“We’re country folks and didn’t realize all the hullabaloo was going on,” recalls 67-year-old Phil Yenzer of the plutonium contamination controversy at the nearby Cimarron Facility, where Silkwood was a lab technician.
Although the recent anniversary of Silkwood’s death went largely unnoticed in Crescent, many people retain vivid memories of the Silkwood case and “all the myths that grew up around it,” said Police Chief Jack Harris.
“I think her death has been milked for about everything people can get out of it,” Harris said at the tiny Crescent Police Station.
Yenzer, who now operates a downtown antiques store, remembers the slightly built Silkwood shopping in his grocery store.
Like Yenzer, many merchants and townspeople in the town of 1,600 gave little thought at the time to the contamination threat at the now-closed Kerr-McGee Corp. plutonium-processing plant.
“We were never scared,” Yenzer said. “We were just tickled to death that the plant was there and some people had jobs.”
Silkwood, a 28-year-old mother and environmental activist, somehow became contaminated with plutonium. Her apartment was contaminated as well.
She was killed when her car careened into a culvert on a highway south of town on Nov. 13, 1974. She was on her way to see a New York Times reporter, purportedly carrying documents showing lax security at the plant. No documents were recovered.
Her death was depicted in a movie starring Meryl Streep and has been the subject of several books.
Through the years, reporters and investigators have resurrected Silkwood’s memory in this farming and ranching community, but the case isn’t the subject of day-to-day conversation.
Service station employee Travis Holliday, 23, grew up in Crescent but knew nothing of Karen Silkwood until he was a teenager and happened to catch the 1983 movie “Silkwood” on television.
Now he occasionally hears talk, such as speculation that “somebody became upset with her and ran her off the road.
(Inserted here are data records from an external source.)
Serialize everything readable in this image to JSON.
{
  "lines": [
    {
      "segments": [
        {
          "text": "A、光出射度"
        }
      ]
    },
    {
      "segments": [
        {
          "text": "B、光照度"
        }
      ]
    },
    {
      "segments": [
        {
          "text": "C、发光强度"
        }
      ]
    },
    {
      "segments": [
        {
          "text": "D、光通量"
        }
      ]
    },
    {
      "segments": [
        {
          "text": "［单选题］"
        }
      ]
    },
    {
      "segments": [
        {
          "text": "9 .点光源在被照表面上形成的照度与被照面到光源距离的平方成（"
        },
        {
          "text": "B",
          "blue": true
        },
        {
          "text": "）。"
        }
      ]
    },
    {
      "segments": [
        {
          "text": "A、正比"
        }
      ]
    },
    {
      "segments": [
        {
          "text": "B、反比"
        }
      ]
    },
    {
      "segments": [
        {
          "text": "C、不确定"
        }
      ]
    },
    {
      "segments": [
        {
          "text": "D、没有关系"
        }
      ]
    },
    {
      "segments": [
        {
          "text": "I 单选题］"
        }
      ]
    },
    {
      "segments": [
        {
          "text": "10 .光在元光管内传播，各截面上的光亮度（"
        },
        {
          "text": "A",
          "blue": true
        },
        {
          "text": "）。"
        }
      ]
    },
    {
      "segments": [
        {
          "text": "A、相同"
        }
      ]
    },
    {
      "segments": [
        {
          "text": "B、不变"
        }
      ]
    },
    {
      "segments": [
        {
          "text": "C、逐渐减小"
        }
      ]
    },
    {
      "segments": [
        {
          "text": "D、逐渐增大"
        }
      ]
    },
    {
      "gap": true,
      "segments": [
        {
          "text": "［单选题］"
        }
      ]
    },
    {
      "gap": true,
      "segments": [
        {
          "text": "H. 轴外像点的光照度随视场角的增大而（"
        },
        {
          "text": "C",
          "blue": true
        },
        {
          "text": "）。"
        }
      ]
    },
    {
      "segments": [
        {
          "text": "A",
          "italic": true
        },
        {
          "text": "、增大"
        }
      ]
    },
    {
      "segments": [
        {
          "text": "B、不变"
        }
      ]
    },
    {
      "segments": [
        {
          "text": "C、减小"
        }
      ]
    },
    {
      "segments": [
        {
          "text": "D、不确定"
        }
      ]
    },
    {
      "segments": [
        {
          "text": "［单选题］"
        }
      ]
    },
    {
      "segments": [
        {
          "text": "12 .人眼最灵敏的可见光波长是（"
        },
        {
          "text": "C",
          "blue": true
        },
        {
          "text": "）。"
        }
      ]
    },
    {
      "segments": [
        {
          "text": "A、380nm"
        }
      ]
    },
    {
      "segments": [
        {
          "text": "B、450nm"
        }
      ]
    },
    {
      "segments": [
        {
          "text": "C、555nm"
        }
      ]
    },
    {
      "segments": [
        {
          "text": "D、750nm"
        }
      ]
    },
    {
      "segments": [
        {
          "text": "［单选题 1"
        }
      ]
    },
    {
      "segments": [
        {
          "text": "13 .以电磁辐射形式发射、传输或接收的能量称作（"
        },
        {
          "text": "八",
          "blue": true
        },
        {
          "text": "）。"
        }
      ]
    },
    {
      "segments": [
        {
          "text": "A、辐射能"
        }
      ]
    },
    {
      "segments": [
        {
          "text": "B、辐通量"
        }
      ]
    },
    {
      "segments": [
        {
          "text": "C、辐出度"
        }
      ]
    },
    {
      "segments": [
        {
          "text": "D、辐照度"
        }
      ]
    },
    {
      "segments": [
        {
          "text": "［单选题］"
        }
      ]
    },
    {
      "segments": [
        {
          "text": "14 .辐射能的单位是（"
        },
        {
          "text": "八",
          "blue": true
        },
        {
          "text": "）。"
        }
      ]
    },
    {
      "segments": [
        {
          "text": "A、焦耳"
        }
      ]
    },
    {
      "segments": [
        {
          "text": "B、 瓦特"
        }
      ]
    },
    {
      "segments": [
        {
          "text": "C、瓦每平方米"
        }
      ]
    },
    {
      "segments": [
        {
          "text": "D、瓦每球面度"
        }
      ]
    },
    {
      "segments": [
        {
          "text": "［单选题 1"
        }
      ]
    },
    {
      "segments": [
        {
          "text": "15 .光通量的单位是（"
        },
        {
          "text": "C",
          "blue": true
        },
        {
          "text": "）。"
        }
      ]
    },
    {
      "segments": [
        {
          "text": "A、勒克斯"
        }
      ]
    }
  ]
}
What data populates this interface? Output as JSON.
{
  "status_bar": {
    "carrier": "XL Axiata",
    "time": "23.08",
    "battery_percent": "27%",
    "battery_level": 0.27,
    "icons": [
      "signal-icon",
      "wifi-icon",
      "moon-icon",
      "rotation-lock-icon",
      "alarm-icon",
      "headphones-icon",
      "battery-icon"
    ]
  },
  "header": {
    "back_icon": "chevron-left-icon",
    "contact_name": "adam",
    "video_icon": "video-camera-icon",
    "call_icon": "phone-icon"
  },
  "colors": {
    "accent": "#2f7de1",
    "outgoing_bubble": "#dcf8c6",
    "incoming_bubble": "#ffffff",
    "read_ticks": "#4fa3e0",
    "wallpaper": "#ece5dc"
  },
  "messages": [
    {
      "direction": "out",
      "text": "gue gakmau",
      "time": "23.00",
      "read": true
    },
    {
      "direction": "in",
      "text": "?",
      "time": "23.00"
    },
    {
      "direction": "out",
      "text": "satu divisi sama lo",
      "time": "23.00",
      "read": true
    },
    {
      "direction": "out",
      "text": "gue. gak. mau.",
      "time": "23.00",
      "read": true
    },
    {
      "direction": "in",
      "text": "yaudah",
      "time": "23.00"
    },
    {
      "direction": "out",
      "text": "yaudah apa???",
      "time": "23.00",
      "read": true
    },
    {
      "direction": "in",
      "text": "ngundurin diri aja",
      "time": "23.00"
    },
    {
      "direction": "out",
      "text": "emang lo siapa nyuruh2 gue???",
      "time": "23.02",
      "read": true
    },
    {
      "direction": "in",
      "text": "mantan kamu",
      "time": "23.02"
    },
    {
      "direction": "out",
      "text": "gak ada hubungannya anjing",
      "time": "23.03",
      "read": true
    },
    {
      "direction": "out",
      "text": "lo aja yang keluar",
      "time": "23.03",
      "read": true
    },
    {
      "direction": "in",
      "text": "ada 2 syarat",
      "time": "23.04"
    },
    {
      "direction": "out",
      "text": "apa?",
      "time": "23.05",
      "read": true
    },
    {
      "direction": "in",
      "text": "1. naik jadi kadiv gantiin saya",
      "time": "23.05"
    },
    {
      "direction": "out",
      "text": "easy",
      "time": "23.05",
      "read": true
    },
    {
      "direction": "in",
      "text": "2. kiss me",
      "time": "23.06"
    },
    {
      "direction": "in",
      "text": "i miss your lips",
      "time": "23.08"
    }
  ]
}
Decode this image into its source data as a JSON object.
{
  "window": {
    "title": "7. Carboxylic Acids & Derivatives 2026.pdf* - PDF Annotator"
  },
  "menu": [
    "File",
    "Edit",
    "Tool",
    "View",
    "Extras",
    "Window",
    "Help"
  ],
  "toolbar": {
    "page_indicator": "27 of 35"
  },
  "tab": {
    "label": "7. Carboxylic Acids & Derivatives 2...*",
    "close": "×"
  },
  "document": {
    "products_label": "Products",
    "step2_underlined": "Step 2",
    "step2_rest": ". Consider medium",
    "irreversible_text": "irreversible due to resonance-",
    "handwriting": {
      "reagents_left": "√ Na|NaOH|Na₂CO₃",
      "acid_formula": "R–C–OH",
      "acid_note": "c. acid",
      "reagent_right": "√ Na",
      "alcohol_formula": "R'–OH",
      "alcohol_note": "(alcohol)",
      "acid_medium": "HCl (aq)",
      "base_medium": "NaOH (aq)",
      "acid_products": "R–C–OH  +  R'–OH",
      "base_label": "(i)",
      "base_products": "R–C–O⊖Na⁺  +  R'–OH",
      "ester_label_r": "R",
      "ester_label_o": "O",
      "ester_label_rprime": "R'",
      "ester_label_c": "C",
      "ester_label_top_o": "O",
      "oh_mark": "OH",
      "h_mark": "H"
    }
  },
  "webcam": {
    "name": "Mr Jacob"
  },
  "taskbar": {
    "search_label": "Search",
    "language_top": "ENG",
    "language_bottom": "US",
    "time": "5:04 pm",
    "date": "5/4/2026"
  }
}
But I don’t know anything. It’s just talk.”
Harris worked in Guthrie at the time of the car accident, but the officer who made the initial investigation told him “it was pretty evident that she had gone to sleep.”
Official police reports declared it a single-car accident, and a medical examiner’s autopsy showed a sedative in her body.
But her supporters, attorneys and various private investigators have contended she was bumped off the road by another vehicle.
“I think the case has been used for different people’s agendas,” Harris said.
While saying he did not know whether there were security problems at Cimarron, Harris said a friend who worked there resented Silkwood’s union and environmental activities because “it was the beginning of the end of the plant.”
Bill Silkwood, Karen’s father, filed a $71-million lawsuit against Kerr-McGee on behalf of her three small children. A jury found Kerr-McGee had a responsibility in the woman’s contamination and awarded a $10.5-million judgment that was eventually reduced to $1.38 million.
Lead attorney Gerald Spence said the case was important in the quest for safety in a nuclear age.
Officials of Kerr-McGee have repeatedly pointed out that the settlement with the Silkwood estate was not connected to her accident and death.
Last month, spokeswoman Debbie Schramm said Kerr-McGee had nothing further to say about the case.
The Cimarron site is still being decontaminated and cleaned up under supervision of the Nuclear Regulatory Commission.